Speaker Nancy Pelosi (D., Calif.) tells the New York Times in a new interview she is worried that unless President Donald Trump is overwhelmingly defeated in 2020, he will contest the results of the election:
"We have to inoculate against that, we have to be prepared for that," Ms. Pelosi said during an interview at the Capitol on Wednesday as she discussed her concern that Mr. Trump would not give up power voluntarily if he lost re-election by a slim margin next year.
One can just imagine reporter Glenn Thrush nodding solemnly at Pelosi, brows furrowed about this potential crisis that could delegitimize President-elect Oprah Winfrey and thrust our fragile democracy into further tumult.
It's also about as galling a line as you could hear from the leader of the Democrats in 2019. Pelosi's party has made casting doubt on election results part of the political mainstream.
The last two Republican presidents, Trump and George W. Bush, were elected to their first terms by winning the Electoral College and not the popular vote. Democrats have not taken that well.

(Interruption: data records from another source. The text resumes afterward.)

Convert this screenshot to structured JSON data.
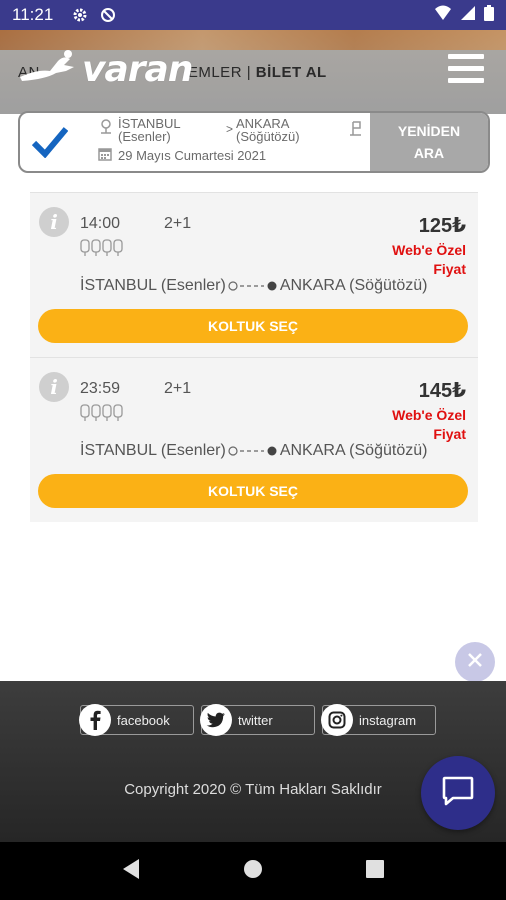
{
  "status_bar": {
    "time": "11:21"
  },
  "header": {
    "logo_text": "varan",
    "nav_left": "AN",
    "nav_mid": "EMLER",
    "nav_sep": "|",
    "nav_bold": "BİLET AL"
  },
  "search": {
    "from_city": "İSTANBUL",
    "from_station": "(Esenler)",
    "arrow": ">",
    "to_city": "ANKARA",
    "to_station": "(Söğütözü)",
    "date": "29 Mayıs Cumartesi 2021",
    "again_line1": "YENİDEN",
    "again_line2": "ARA"
  },
  "trips": [
    {
      "time": "14:00",
      "layout": "2+1",
      "price": "125₺",
      "web_line1": "Web'e Özel",
      "web_line2": "Fiyat",
      "from": "İSTANBUL (Esenler)",
      "to": "ANKARA (Söğütözü)",
      "button": "KOLTUK SEÇ"
    },
    {
      "time": "23:59",
      "layout": "2+1",
      "price": "145₺",
      "web_line1": "Web'e Özel",
      "web_line2": "Fiyat",
      "from": "İSTANBUL (Esenler)",
      "to": "ANKARA (Söğütözü)",
      "button": "KOLTUK SEÇ"
    }
  ],
  "footer": {
    "facebook": "facebook",
    "twitter": "twitter",
    "instagram": "instagram",
    "copyright": "Copyright 2020 © Tüm Hakları Saklıdır"
  },
  "colors": {
    "accent": "#fbb115",
    "price_red": "#e01010",
    "status_bar": "#3a3a8c",
    "chat_fab": "#2e2e8a"
  }
}
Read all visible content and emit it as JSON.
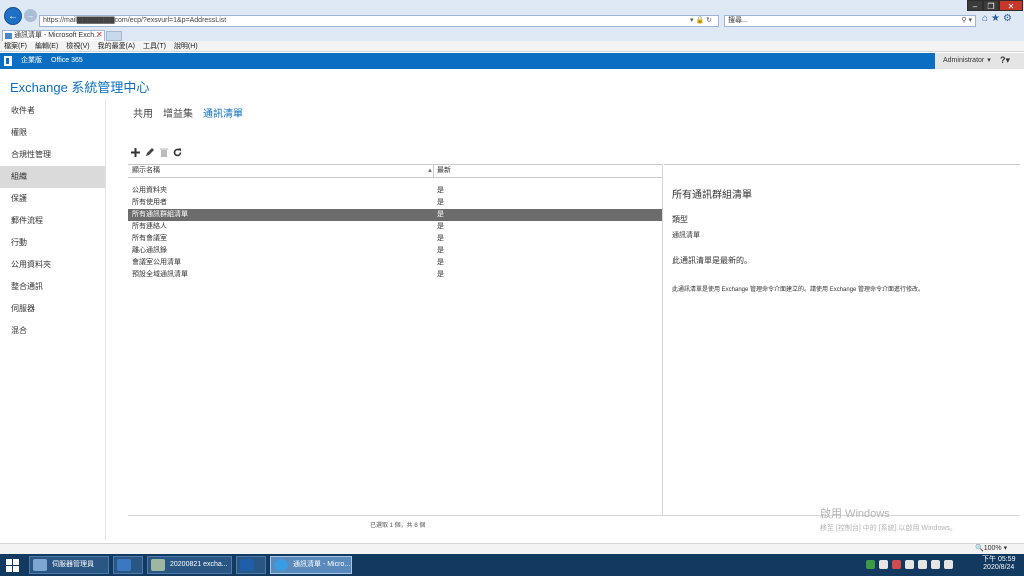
{
  "browser": {
    "address": "https://mail▇▇▇▇▇▇▇com/ecp/?exsvurl=1&p=AddressList",
    "search_placeholder": "搜尋...",
    "tab_title": "通訊清單 - Microsoft Exch...",
    "menu": [
      "檔案(F)",
      "編輯(E)",
      "檢視(V)",
      "我的最愛(A)",
      "工具(T)",
      "說明(H)"
    ],
    "zoom": "100%"
  },
  "o365": {
    "enterprise": "企業版",
    "office365": "Office 365",
    "user": "Administrator",
    "help": "?"
  },
  "eac": {
    "title": "Exchange 系統管理中心",
    "nav": [
      "收件者",
      "權限",
      "合規性管理",
      "組織",
      "保護",
      "郵件流程",
      "行動",
      "公用資料夾",
      "整合通訊",
      "伺服器",
      "混合"
    ],
    "active_nav": "組織",
    "subtabs": [
      "共用",
      "增益集",
      "通訊清單"
    ],
    "active_subtab": "通訊清單"
  },
  "list": {
    "col_name": "顯示名稱",
    "col_latest": "最新",
    "rows": [
      {
        "name": "公用資料夾",
        "latest": "是"
      },
      {
        "name": "所有使用者",
        "latest": "是"
      },
      {
        "name": "所有通訊群組清單",
        "latest": "是"
      },
      {
        "name": "所有連絡人",
        "latest": "是"
      },
      {
        "name": "所有會議室",
        "latest": "是"
      },
      {
        "name": "離心通訊錄",
        "latest": "是"
      },
      {
        "name": "會議室公用清單",
        "latest": "是"
      },
      {
        "name": "預設全域通訊清單",
        "latest": "是"
      }
    ],
    "selected_index": 2,
    "status": "已選取 1 個，共 8 個"
  },
  "details": {
    "title": "所有通訊群組清單",
    "type_label": "類型",
    "type_value": "通訊清單",
    "latest_text": "此通訊清單是最新的。",
    "note": "此通訊清單是使用 Exchange 管理命令介面建立的。請使用 Exchange 管理命令介面進行修改。"
  },
  "watermark": {
    "title": "啟用 Windows",
    "subtitle": "移至 [控制台] 中的 [系統] 以啟用 Windows。"
  },
  "taskbar": {
    "tasks": [
      "伺服器管理員",
      "",
      "20200821 excha...",
      "",
      "通訊清單 - Micro..."
    ],
    "time": "下午 05:59",
    "date": "2020/8/24"
  },
  "colors": {
    "brand_blue": "#0a6fc2",
    "selected_row": "#6c6c6c",
    "taskbar": "#12395f"
  }
}
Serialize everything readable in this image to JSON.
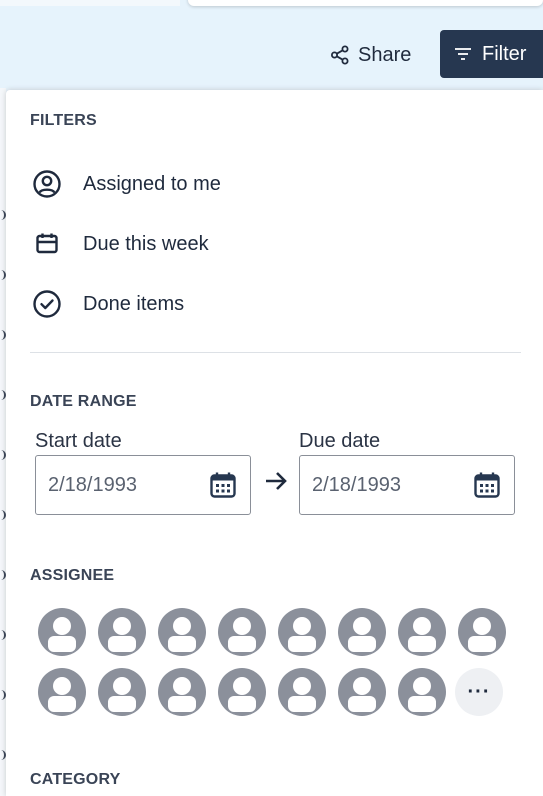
{
  "toolbar": {
    "share_label": "Share",
    "filter_label": "Filter"
  },
  "filters": {
    "title": "FILTERS",
    "items": [
      {
        "label": "Assigned to me",
        "icon": "user-circle-icon"
      },
      {
        "label": "Due this week",
        "icon": "calendar-icon"
      },
      {
        "label": "Done items",
        "icon": "check-circle-icon"
      }
    ]
  },
  "date_range": {
    "title": "DATE RANGE",
    "start_label": "Start date",
    "start_value": "2/18/1993",
    "due_label": "Due date",
    "due_value": "2/18/1993"
  },
  "assignee": {
    "title": "ASSIGNEE",
    "avatar_count": 15,
    "more_label": "···"
  },
  "category": {
    "title": "CATEGORY"
  },
  "colors": {
    "accent": "#263750",
    "avatar": "#8b909b",
    "background": "#e8f3fb"
  }
}
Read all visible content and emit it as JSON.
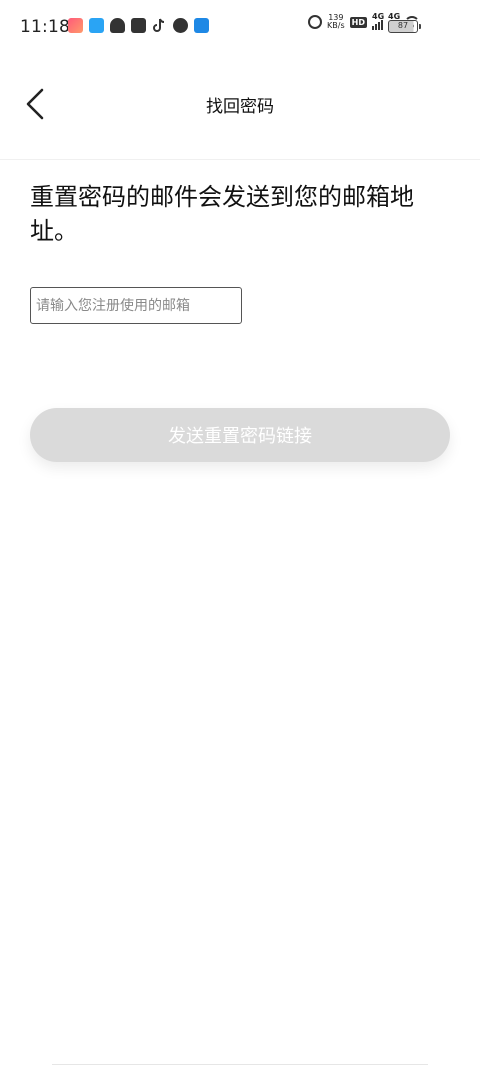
{
  "status_bar": {
    "time": "11:18",
    "net_speed_value": "139",
    "net_speed_unit": "KB/s",
    "hd_label": "HD",
    "sim1_label": "4G",
    "sim2_label": "4G",
    "battery_level": "87"
  },
  "header": {
    "title": "找回密码"
  },
  "content": {
    "instruction": "重置密码的邮件会发送到您的邮箱地址。",
    "email_placeholder": "请输入您注册使用的邮箱",
    "email_value": ""
  },
  "actions": {
    "send_label": "发送重置密码链接"
  },
  "colors": {
    "button_disabled_bg": "#dadada",
    "button_text": "#ffffff",
    "input_border": "#555555"
  }
}
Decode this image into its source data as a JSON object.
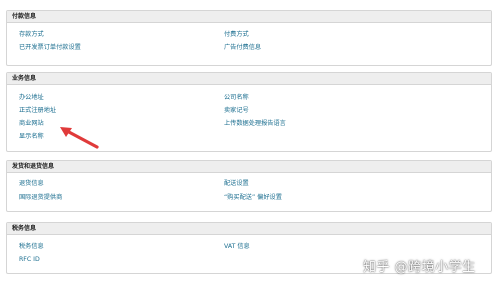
{
  "sections": {
    "payment": {
      "title": "付款信息",
      "left": [
        "存款方式",
        "已开发票订单付款设置"
      ],
      "right": [
        "付费方式",
        "广告付费信息"
      ]
    },
    "business": {
      "title": "业务信息",
      "left": [
        "办公地址",
        "正式注册地址",
        "商业网站",
        "显示名称"
      ],
      "right": [
        "公司名称",
        "卖家记号",
        "上传数据处理报告语言"
      ]
    },
    "shipping": {
      "title": "发货和退货信息",
      "left": [
        "退货信息",
        "国际退货提供商"
      ],
      "right": [
        "配送设置",
        "“购买配送” 偏好设置"
      ]
    },
    "tax": {
      "title": "税务信息",
      "left": [
        "税务信息",
        "RFC ID"
      ],
      "right": [
        "VAT 信息"
      ]
    }
  },
  "annotation": {
    "arrow_color": "#e03a3a"
  },
  "watermark": "知乎 @跨境小学生"
}
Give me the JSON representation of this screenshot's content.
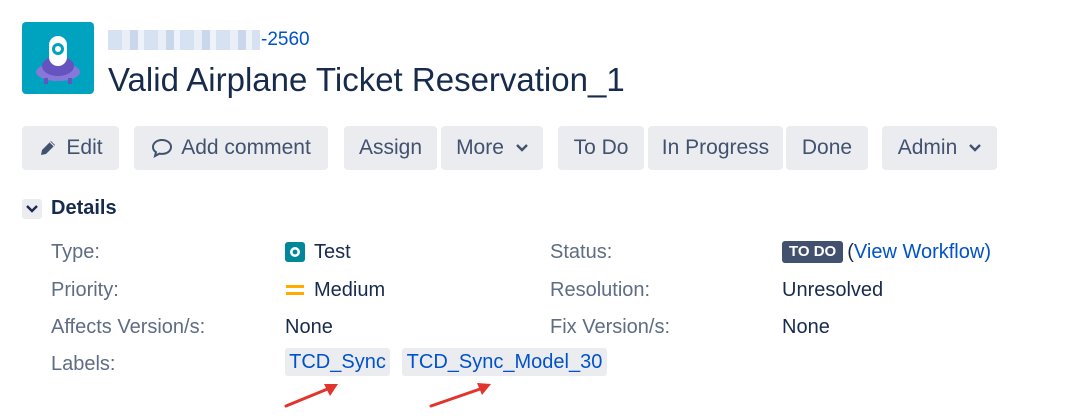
{
  "issue": {
    "key_suffix": "-2560",
    "title": "Valid Airplane Ticket Reservation_1"
  },
  "toolbar": {
    "edit": "Edit",
    "add_comment": "Add comment",
    "assign": "Assign",
    "more": "More",
    "to_do": "To Do",
    "in_progress": "In Progress",
    "done": "Done",
    "admin": "Admin"
  },
  "details": {
    "heading": "Details",
    "type_label": "Type:",
    "type_value": "Test",
    "priority_label": "Priority:",
    "priority_value": "Medium",
    "affects_label": "Affects Version/s:",
    "affects_value": "None",
    "labels_label": "Labels:",
    "labels": [
      "TCD_Sync",
      "TCD_Sync_Model_30"
    ],
    "status_label": "Status:",
    "status_value": "TO DO",
    "status_open_paren": "(",
    "view_workflow": "View Workflow",
    "status_close_paren": ")",
    "resolution_label": "Resolution:",
    "resolution_value": "Unresolved",
    "fix_label": "Fix Version/s:",
    "fix_value": "None"
  },
  "colors": {
    "link": "#0052cc",
    "status_lozenge": "#42526e",
    "annotation_arrow": "#e0342c",
    "priority_medium": "#ffab00",
    "test_type_icon": "#00879a"
  },
  "icons": {
    "project_avatar": "ufo-avatar-icon",
    "edit": "pencil-icon",
    "comment": "speech-bubble-icon",
    "dropdown": "chevron-down-icon",
    "details_toggle": "chevron-down-icon",
    "type": "test-issue-type-icon",
    "priority": "medium-priority-icon"
  }
}
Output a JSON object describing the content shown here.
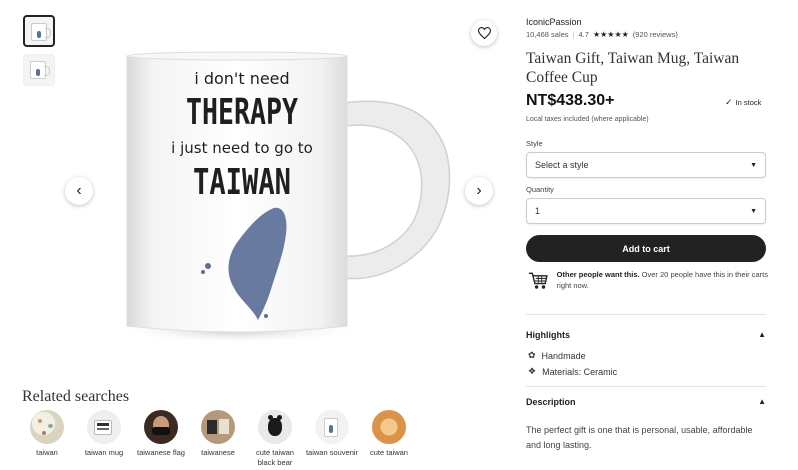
{
  "gallery": {
    "thumbnails": [
      {
        "name": "mug-front"
      },
      {
        "name": "mug-angle"
      }
    ],
    "mug": {
      "line1": "i don't need",
      "line2": "THERAPY",
      "line3": "i just need to go to",
      "line4": "TAIWAN"
    },
    "map_color": "#5c6f99"
  },
  "shop": {
    "name": "IconicPassion",
    "sales": "10,468 sales",
    "rating": "4.7",
    "stars": "★★★★★",
    "reviews": "(920 reviews)"
  },
  "product": {
    "title": "Taiwan Gift, Taiwan Mug, Taiwan Coffee Cup",
    "price": "NT$438.30+",
    "stock": "In stock",
    "tax_note": "Local taxes included (where applicable)"
  },
  "options": {
    "style_label": "Style",
    "style_value": "Select a style",
    "quantity_label": "Quantity",
    "quantity_value": "1"
  },
  "cart": {
    "button_label": "Add to cart",
    "demand_bold": "Other people want this.",
    "demand_rest": " Over 20 people have this in their carts right now."
  },
  "highlights": {
    "title": "Highlights",
    "items": [
      "Handmade",
      "Materials: Ceramic"
    ]
  },
  "description": {
    "title": "Description",
    "text": "The perfect gift is one that is personal, usable, affordable and long lasting."
  },
  "related": {
    "title": "Related searches",
    "items": [
      {
        "label": "taiwan"
      },
      {
        "label": "taiwan mug"
      },
      {
        "label": "taiwanese flag"
      },
      {
        "label": "taiwanese"
      },
      {
        "label": "cute taiwan black bear"
      },
      {
        "label": "taiwan souvenir"
      },
      {
        "label": "cute taiwan"
      }
    ]
  },
  "colors": {
    "primary_button": "#222222",
    "map_blue": "#5c6f99"
  }
}
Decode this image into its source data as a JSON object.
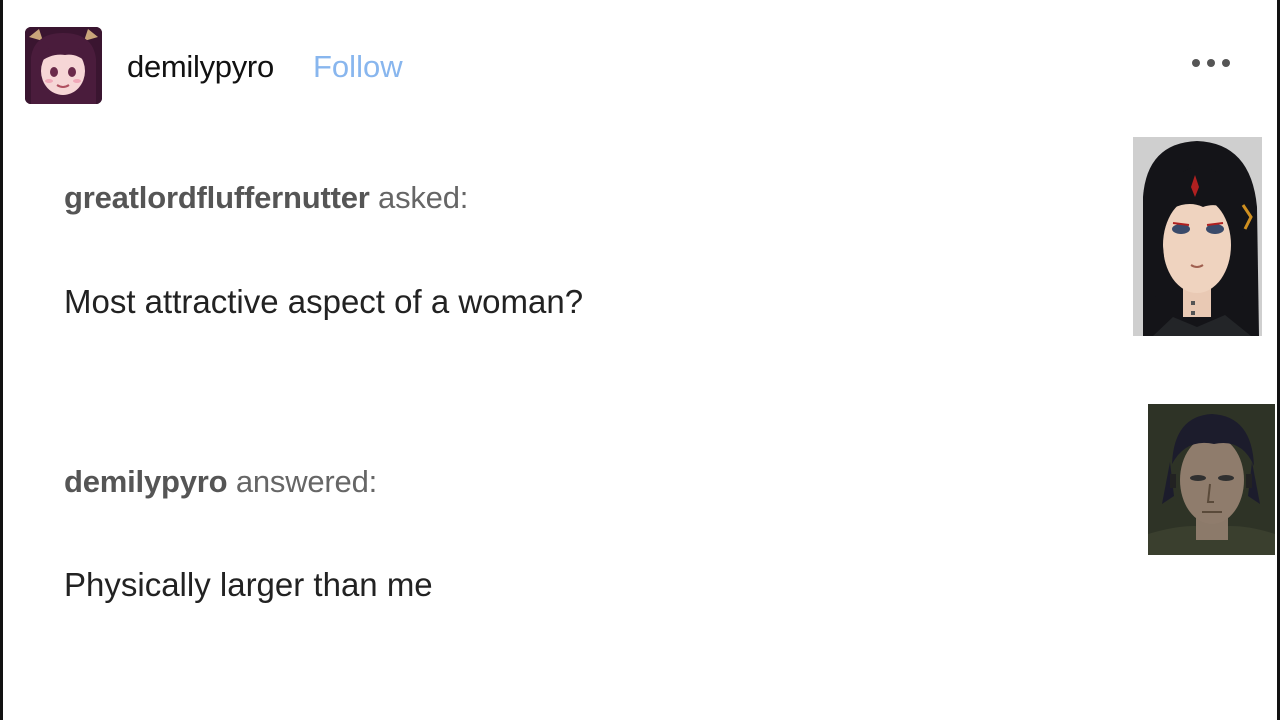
{
  "post": {
    "author": "demilypyro",
    "follow_label": "Follow",
    "more_icon": "ellipsis-icon"
  },
  "ask": {
    "asker": "greatlordfluffernutter",
    "asked_label": "asked:",
    "question": "Most attractive aspect of a woman?"
  },
  "answer": {
    "answerer": "demilypyro",
    "answered_label": "answered:",
    "text": "Physically larger than me"
  },
  "colors": {
    "follow": "#88b6ee",
    "text": "#222222",
    "meta": "#666666"
  }
}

Al Gore conceded to Bush on Election Night in 2000, then withdrew his concession, then took the country on a five-week legal battle in Florida where terms like "hanging chad" and "butterfly ballot" became part of popular lore. Their fight went to the Supreme Court before Bush's 537-vote victory was upheld and he assumed the presidency.
Democrats still complain the Supreme Court elected Bush. Then-Democratic National Committee chair Debbie Wasserman Schultz (D., Fla.) sniffed in 2016 that Gore won Florida in 2000, and her MSNBC interviewer didn't push back that he, well, didn't. If Gore had won the presidency in 2000, he would have become the president.
We all know the 2016 election didn't end on November 8 of that year. The response to Trump's victory has been for Democrats to call for an elimination of the Electoral College, plus two years of investigations overblowing the impact of Russian interference to effectively cast doubt on the stunning result.
Democrats aren't just looking to the past when it comes to doubting elections. Hillary Clinton recently sneered that even 2020 candidates who run the "best campaign" could have the race "stolen" from them, too.
As a fierce, nasty woman told us in 2016, that's troubling rhetoric from a leading political figure.
Donald Trump refused to say that he’d respect the results of this election.
That’s a direct threat to our democracy.
— Hillary Clinton (@HillaryClinton) October 24, 2016
Stacey Abrams agreed with Clinton at the time.
Trump's refusal to concede the election if he loses proves he is a petty man uninterested in our national stability https://t.co/V1alhxLKmn
— Stacey Abrams (@staceyabrams) October 20, 2016
Has Abrams been relegated to the fringe for throwing out wild accusations of massive voter suppression, in a state where midterm turnout surged 14 points between 2014 and 2018, she won more votes than any Democrat in Georgia history, and Kemp enforced purging laws passed by Georgia Democrats in the 1990s?
The answer is no: She gave the official party response to Trump's State of the Union address, and her "stolen" charges are shared by Clinton and 2020 Democratic candidates Kamala Harris, Elizabeth Warren, and Cory Booker.
.@KamalaHarris in her keynote speech at the NAACP convention: "Let's say this loud and clear: without voter suppression, Stacey Abrams would be the governor of Georgia, Andrew Gillum is the governor of Florida."
— Sahil Kapur (@sahilkapur) May 6, 2019
— David Rutz (@DavidRutz) February 16, 2019
— Yahoo News (@YahooNews) November 14, 2018
This isn't entirely new.
In 1984, a 28-year-old Republican named Richard McIntyre appeared to have knocked off incumbent Democratic Rep. Frank McCloskey in Indiana's 8th District by 34 votes. House Democrats, then in the middle of 40 years of continuous majority rule, refused to seat McIntyre, appointed a task force consisting of two Democrats and one Republican to investigate, and eventually drew the process out until April when McCloskey was declared the winner by four ballots.
MSNBC's Steve Kornacki wrote in The Red and the Blue that it was a key moment in the ascendance of future Speaker Newt Gingrich and the tribalism that arose in the 1990s. The Democrats are going to play dirty? We'll have to, too.
Politically, this is puzzling behavior. Polling shows the American people don't care to have their judgment questioned by sore losers. Abrams and Clinton have both seen their personal popularity decline during their extended media tours that alternate between winking and outright conspiracy theorizing about their defeats.
Would Trump follow Abrams's example and refuse to concede if he gets beaten in 2020? I wouldn't put it past him; he's spent the last several years suggesting he would have won the popular vote if not for voter fraud. But let's cross that bridge when we come to it.